(Element data from apps and pages)
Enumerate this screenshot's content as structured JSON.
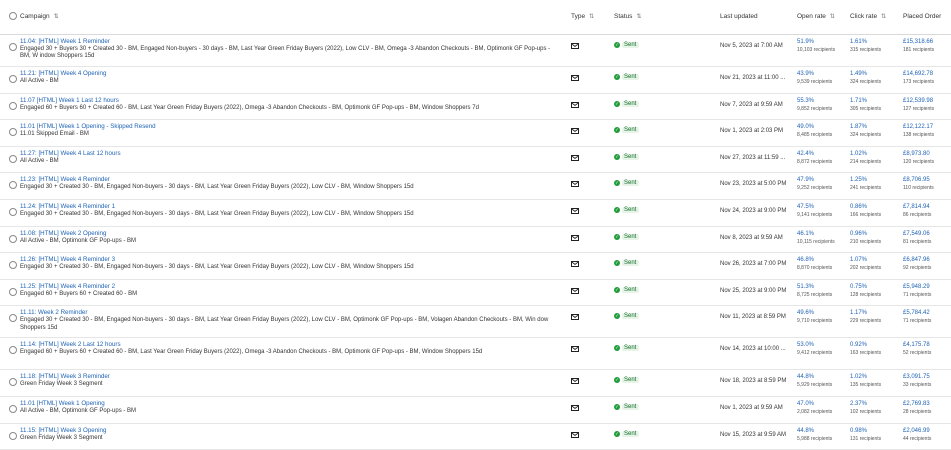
{
  "header": {
    "campaign": "Campaign",
    "type": "Type",
    "status": "Status",
    "last_updated": "Last updated",
    "open_rate": "Open rate",
    "click_rate": "Click rate",
    "placed_order": "Placed Order"
  },
  "rows": [
    {
      "title": "11.04: [HTML] Week 1 Reminder",
      "segments": "Engaged 30 + Buyers 30 + Created 30 - BM, Engaged Non-buyers - 30 days - BM, Last Year Green Friday Buyers (2022), Low CLV - BM, Omega -3 Abandon Checkouts - BM, Optimonk GF Pop-ups - BM, W indow Shoppers 15d",
      "status": "Sent",
      "updated": "Nov 5, 2023 at 7:00 AM",
      "open": "51.9%",
      "open_sub": "10,103 recipients",
      "click": "1.61%",
      "click_sub": "315 recipients",
      "order": "£15,318.66",
      "order_sub": "181 recipients"
    },
    {
      "title": "11.21: [HTML] Week 4 Opening",
      "segments": "All Active - BM",
      "status": "Sent",
      "updated": "Nov 21, 2023 at 11:00 ...",
      "open": "43.9%",
      "open_sub": "9,539 recipients",
      "click": "1.49%",
      "click_sub": "324 recipients",
      "order": "£14,692.78",
      "order_sub": "173 recipients"
    },
    {
      "title": "11.07 [HTML] Week 1 Last 12 hours",
      "segments": "Engaged 60 + Buyers 60 + Created 60 - BM, Last Year Green Friday Buyers (2022), Omega -3 Abandon Checkouts - BM, Optimonk GF Pop-ups - BM, Window Shoppers 7d",
      "status": "Sent",
      "updated": "Nov 7, 2023 at 9:59 AM",
      "open": "55.3%",
      "open_sub": "9,852 recipients",
      "click": "1.71%",
      "click_sub": "305 recipients",
      "order": "£12,539.98",
      "order_sub": "127 recipients"
    },
    {
      "title": "11.01 [HTML] Week 1 Opening - Skipped Resend",
      "segments": "11.01 Skipped Email - BM",
      "status": "Sent",
      "updated": "Nov 1, 2023 at 2:03 PM",
      "open": "49.0%",
      "open_sub": "8,485 recipients",
      "click": "1.87%",
      "click_sub": "324 recipients",
      "order": "£12,122.17",
      "order_sub": "138 recipients"
    },
    {
      "title": "11.27: [HTML] Week 4 Last 12 hours",
      "segments": "All Active - BM",
      "status": "Sent",
      "updated": "Nov 27, 2023 at 11:59 ...",
      "open": "42.4%",
      "open_sub": "8,872 recipients",
      "click": "1.02%",
      "click_sub": "214 recipients",
      "order": "£8,973.80",
      "order_sub": "120 recipients"
    },
    {
      "title": "11.23: [HTML] Week 4 Reminder",
      "segments": "Engaged 30 + Created 30 - BM, Engaged Non-buyers - 30 days - BM, Last Year Green Friday Buyers (2022), Low CLV - BM, Window Shoppers 15d",
      "status": "Sent",
      "updated": "Nov 23, 2023 at 5:00 PM",
      "open": "47.9%",
      "open_sub": "9,252 recipients",
      "click": "1.25%",
      "click_sub": "241 recipients",
      "order": "£8,706.95",
      "order_sub": "110 recipients"
    },
    {
      "title": "11.24: [HTML] Week 4 Reminder 1",
      "segments": "Engaged 30 + Created 30 - BM, Engaged Non-buyers - 30 days - BM, Last Year Green Friday Buyers (2022), Low CLV - BM, Window Shoppers 15d",
      "status": "Sent",
      "updated": "Nov 24, 2023 at 9:00 PM",
      "open": "47.5%",
      "open_sub": "9,141 recipients",
      "click": "0.86%",
      "click_sub": "166 recipients",
      "order": "£7,814.94",
      "order_sub": "86 recipients"
    },
    {
      "title": "11.08: [HTML] Week 2 Opening",
      "segments": "All Active - BM, Optimonk GF Pop-ups - BM",
      "status": "Sent",
      "updated": "Nov 8, 2023 at 9:59 AM",
      "open": "46.1%",
      "open_sub": "10,115 recipients",
      "click": "0.96%",
      "click_sub": "210 recipients",
      "order": "£7,549.06",
      "order_sub": "81 recipients"
    },
    {
      "title": "11.26: [HTML] Week 4 Reminder 3",
      "segments": "Engaged 30 + Created 30 - BM, Engaged Non-buyers - 30 days - BM, Last Year Green Friday Buyers (2022), Low CLV - BM, Window Shoppers 15d",
      "status": "Sent",
      "updated": "Nov 26, 2023 at 7:00 PM",
      "open": "46.8%",
      "open_sub": "8,870 recipients",
      "click": "1.07%",
      "click_sub": "202 recipients",
      "order": "£6,847.96",
      "order_sub": "92 recipients"
    },
    {
      "title": "11.25: [HTML] Week 4 Reminder 2",
      "segments": "Engaged 60 + Buyers 60 + Created 60 - BM",
      "status": "Sent",
      "updated": "Nov 25, 2023 at 9:00 PM",
      "open": "51.3%",
      "open_sub": "8,725 recipients",
      "click": "0.75%",
      "click_sub": "128 recipients",
      "order": "£5,948.29",
      "order_sub": "71 recipients"
    },
    {
      "title": "11.11: Week 2 Reminder",
      "segments": "Engaged 30 + Created 30 - BM, Engaged Non-buyers - 30 days - BM, Last Year Green Friday Buyers (2022), Low CLV - BM, Optimonk GF Pop-ups - BM, Volagen Abandon Checkouts - BM, Win dow Shoppers 15d",
      "status": "Sent",
      "updated": "Nov 11, 2023 at 8:59 PM",
      "open": "49.6%",
      "open_sub": "9,710 recipients",
      "click": "1.17%",
      "click_sub": "229 recipients",
      "order": "£5,784.42",
      "order_sub": "71 recipients"
    },
    {
      "title": "11.14: [HTML] Week 2 Last 12 hours",
      "segments": "Engaged 60 + Buyers 60 + Created 60 - BM, Last Year Green Friday Buyers (2022), Omega -3 Abandon Checkouts - BM, Optimonk GF Pop-ups - BM, Window Shoppers 15d",
      "status": "Sent",
      "updated": "Nov 14, 2023 at 10:00 ...",
      "open": "53.0%",
      "open_sub": "9,412 recipients",
      "click": "0.92%",
      "click_sub": "163 recipients",
      "order": "£4,175.78",
      "order_sub": "52 recipients"
    },
    {
      "title": "11.18: [HTML] Week 3 Reminder",
      "segments": "Green Friday Week 3 Segment",
      "status": "Sent",
      "updated": "Nov 18, 2023 at 8:59 PM",
      "open": "44.8%",
      "open_sub": "5,929 recipients",
      "click": "1.02%",
      "click_sub": "135 recipients",
      "order": "£3,091.75",
      "order_sub": "33 recipients"
    },
    {
      "title": "11.01 [HTML] Week 1 Opening",
      "segments": "All Active - BM, Optimonk GF Pop-ups - BM",
      "status": "Sent",
      "updated": "Nov 1, 2023 at 9:59 AM",
      "open": "47.0%",
      "open_sub": "2,082 recipients",
      "click": "2.37%",
      "click_sub": "102 recipients",
      "order": "£2,769.83",
      "order_sub": "28 recipients"
    },
    {
      "title": "11.15: [HTML] Week 3 Opening",
      "segments": "Green Friday Week 3 Segment",
      "status": "Sent",
      "updated": "Nov 15, 2023 at 9:59 AM",
      "open": "44.8%",
      "open_sub": "5,988 recipients",
      "click": "0.98%",
      "click_sub": "131 recipients",
      "order": "£2,046.99",
      "order_sub": "44 recipients"
    }
  ]
}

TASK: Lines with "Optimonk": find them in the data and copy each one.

RESPONSE TO THE EXERCISE:
      "segments": "Engaged 30 + Buyers 30 + Created 30 - BM, Engaged Non-buyers - 30 days - BM, Last Year Green Friday Buyers (2022), Low CLV - BM, Omega -3 Abandon Checkouts - BM, Optimonk GF Pop-ups - BM, W indow Shoppers 15d",
      "segments": "Engaged 60 + Buyers 60 + Created 60 - BM, Last Year Green Friday Buyers (2022), Omega -3 Abandon Checkouts - BM, Optimonk GF Pop-ups - BM, Window Shoppers 7d",
      "segments": "All Active - BM, Optimonk GF Pop-ups - BM",
      "segments": "Engaged 30 + Created 30 - BM, Engaged Non-buyers - 30 days - BM, Last Year Green Friday Buyers (2022), Low CLV - BM, Optimonk GF Pop-ups - BM, Volagen Abandon Checkouts - BM, Win dow Shoppers 15d",
      "segments": "Engaged 60 + Buyers 60 + Created 60 - BM, Last Year Green Friday Buyers (2022), Omega -3 Abandon Checkouts - BM, Optimonk GF Pop-ups - BM, Window Shoppers 15d",
      "segments": "All Active - BM, Optimonk GF Pop-ups - BM",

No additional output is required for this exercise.